Work task » Based on the listing below, report how many lines contain the word "this". Nothing but the number, please.
--
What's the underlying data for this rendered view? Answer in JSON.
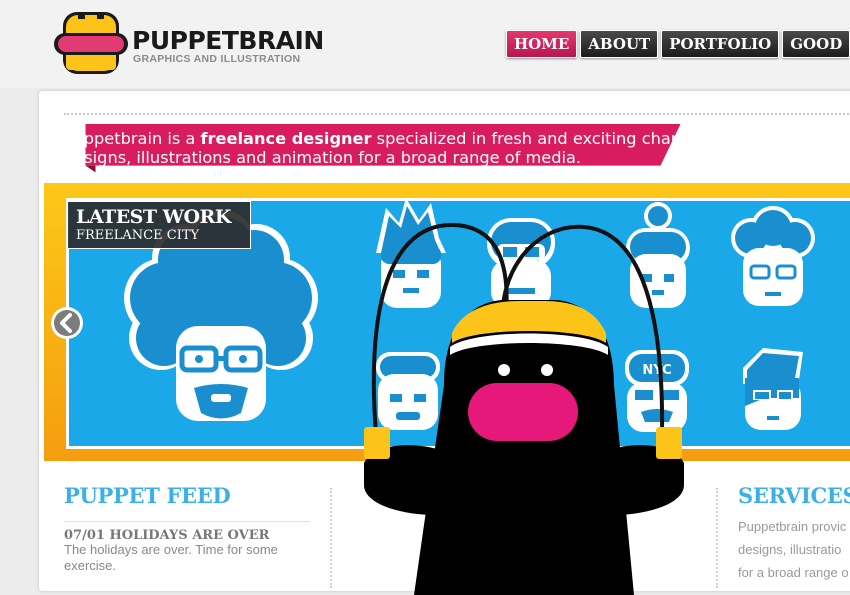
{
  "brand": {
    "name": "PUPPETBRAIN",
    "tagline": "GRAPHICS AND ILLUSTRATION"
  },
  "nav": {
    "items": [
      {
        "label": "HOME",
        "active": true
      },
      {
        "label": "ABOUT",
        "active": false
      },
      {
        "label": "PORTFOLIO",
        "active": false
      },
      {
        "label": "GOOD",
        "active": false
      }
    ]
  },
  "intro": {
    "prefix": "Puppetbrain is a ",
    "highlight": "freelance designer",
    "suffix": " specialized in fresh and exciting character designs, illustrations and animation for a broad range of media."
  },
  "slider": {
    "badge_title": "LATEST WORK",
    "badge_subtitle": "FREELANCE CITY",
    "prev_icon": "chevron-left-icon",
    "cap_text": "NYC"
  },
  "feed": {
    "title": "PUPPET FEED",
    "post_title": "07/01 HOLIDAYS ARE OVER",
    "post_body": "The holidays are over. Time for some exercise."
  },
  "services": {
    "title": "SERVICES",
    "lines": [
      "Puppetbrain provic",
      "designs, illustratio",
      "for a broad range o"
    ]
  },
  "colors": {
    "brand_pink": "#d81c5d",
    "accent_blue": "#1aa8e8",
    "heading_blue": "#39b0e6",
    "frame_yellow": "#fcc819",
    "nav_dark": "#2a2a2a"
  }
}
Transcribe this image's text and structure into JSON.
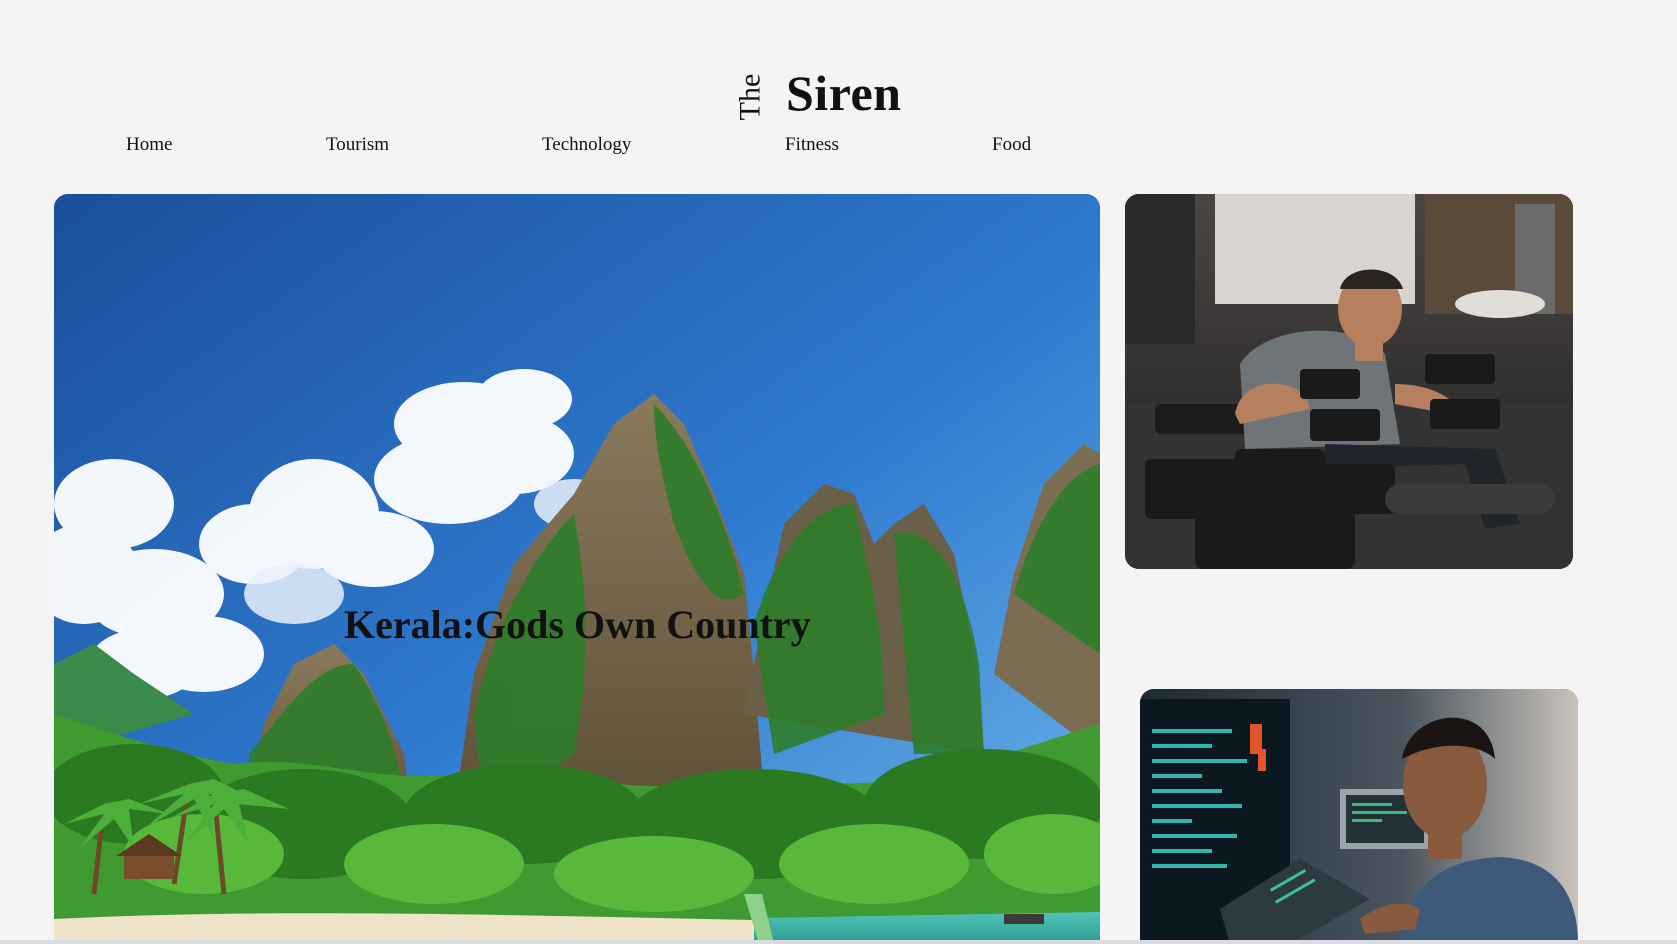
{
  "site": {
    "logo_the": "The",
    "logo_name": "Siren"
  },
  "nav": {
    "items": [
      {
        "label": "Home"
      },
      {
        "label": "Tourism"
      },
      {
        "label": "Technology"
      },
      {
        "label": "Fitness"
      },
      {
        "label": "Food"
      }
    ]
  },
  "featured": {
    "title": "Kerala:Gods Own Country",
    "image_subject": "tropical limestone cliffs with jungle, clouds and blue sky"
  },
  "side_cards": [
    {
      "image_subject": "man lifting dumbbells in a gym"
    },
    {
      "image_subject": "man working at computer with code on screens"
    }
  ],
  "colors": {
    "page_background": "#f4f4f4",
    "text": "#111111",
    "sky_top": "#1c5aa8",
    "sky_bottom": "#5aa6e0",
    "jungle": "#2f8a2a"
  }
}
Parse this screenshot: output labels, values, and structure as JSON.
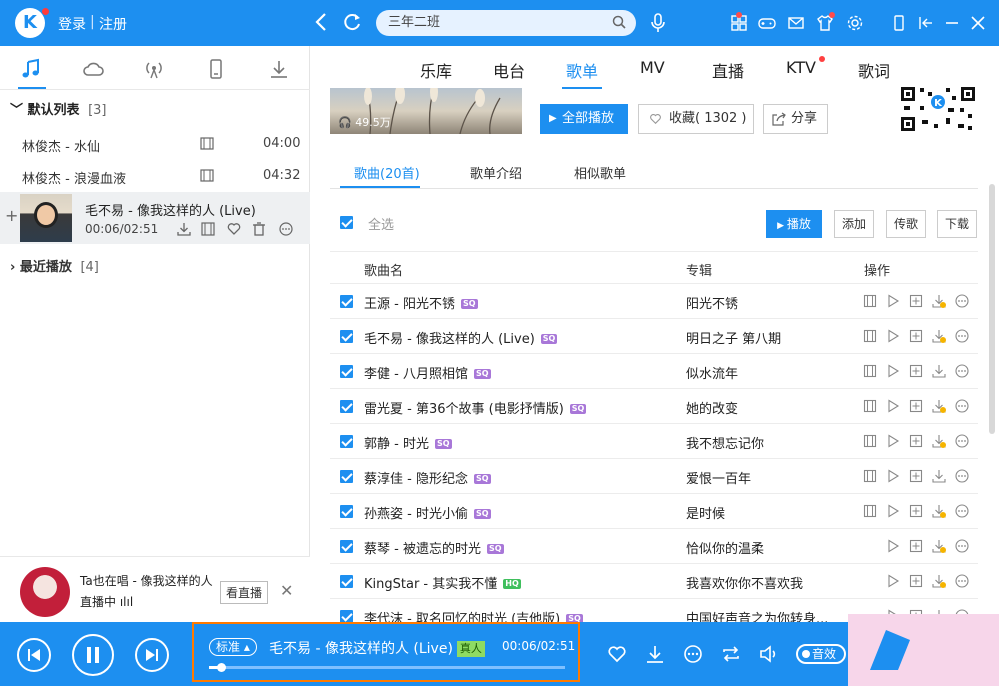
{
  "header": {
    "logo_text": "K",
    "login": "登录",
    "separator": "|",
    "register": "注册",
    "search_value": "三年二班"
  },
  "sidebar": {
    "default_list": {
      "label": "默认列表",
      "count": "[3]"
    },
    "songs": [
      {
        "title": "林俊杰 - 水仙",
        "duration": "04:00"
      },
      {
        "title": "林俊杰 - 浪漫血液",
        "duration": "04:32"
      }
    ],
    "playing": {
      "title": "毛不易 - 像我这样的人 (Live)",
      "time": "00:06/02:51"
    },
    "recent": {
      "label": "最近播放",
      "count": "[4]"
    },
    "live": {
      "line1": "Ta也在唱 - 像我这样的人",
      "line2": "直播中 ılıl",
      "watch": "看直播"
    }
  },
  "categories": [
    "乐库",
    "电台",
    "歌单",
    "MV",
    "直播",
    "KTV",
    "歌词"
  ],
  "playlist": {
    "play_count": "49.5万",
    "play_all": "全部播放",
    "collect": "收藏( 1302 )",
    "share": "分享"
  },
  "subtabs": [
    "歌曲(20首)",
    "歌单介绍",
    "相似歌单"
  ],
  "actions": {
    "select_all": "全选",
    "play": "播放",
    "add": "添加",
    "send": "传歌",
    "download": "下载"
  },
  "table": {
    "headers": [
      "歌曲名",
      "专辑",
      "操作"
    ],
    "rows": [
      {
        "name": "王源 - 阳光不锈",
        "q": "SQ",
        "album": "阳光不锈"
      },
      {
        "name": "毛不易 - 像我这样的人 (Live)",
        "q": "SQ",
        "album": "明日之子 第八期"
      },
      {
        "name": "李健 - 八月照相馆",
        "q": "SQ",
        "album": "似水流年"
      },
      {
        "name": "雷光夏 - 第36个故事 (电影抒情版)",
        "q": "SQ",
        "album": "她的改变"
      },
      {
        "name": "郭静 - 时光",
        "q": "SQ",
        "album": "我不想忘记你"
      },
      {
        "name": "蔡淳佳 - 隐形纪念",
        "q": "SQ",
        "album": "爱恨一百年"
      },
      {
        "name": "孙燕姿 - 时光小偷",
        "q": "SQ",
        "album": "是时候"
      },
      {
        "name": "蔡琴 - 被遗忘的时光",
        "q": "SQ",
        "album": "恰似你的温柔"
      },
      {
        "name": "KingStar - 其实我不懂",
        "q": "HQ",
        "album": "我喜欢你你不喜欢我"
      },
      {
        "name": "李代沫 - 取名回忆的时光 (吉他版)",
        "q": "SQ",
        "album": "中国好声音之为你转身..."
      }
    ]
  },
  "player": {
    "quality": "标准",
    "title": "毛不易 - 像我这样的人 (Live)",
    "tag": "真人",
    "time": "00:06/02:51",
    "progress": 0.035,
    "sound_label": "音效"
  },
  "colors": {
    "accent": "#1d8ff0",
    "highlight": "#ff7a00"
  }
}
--
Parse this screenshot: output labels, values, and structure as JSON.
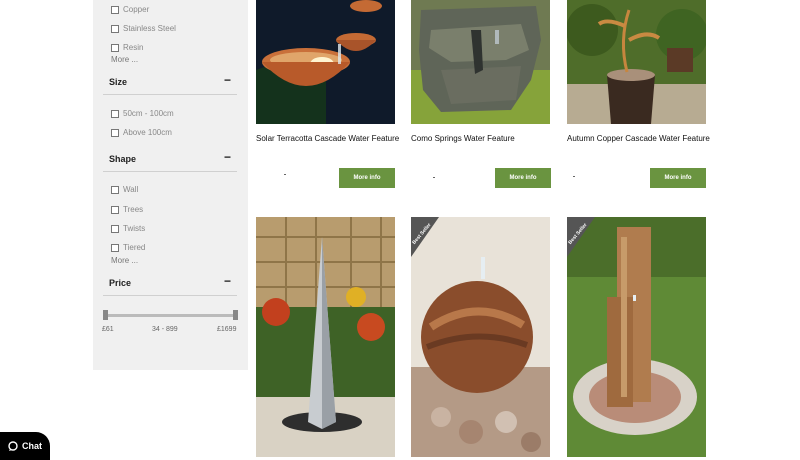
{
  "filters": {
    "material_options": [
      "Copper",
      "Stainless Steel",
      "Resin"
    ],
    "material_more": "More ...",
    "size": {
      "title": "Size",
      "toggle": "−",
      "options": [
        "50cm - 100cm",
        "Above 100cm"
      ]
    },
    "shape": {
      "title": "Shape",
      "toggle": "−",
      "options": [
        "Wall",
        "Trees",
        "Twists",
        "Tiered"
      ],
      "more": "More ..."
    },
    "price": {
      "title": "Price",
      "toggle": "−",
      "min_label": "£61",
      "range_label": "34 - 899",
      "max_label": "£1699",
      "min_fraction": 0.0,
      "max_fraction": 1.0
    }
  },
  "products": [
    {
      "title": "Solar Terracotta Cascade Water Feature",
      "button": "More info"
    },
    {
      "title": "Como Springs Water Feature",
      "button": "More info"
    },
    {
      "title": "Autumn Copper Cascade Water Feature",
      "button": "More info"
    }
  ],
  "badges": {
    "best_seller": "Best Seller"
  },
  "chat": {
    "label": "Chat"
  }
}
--
Response to the exercise » 4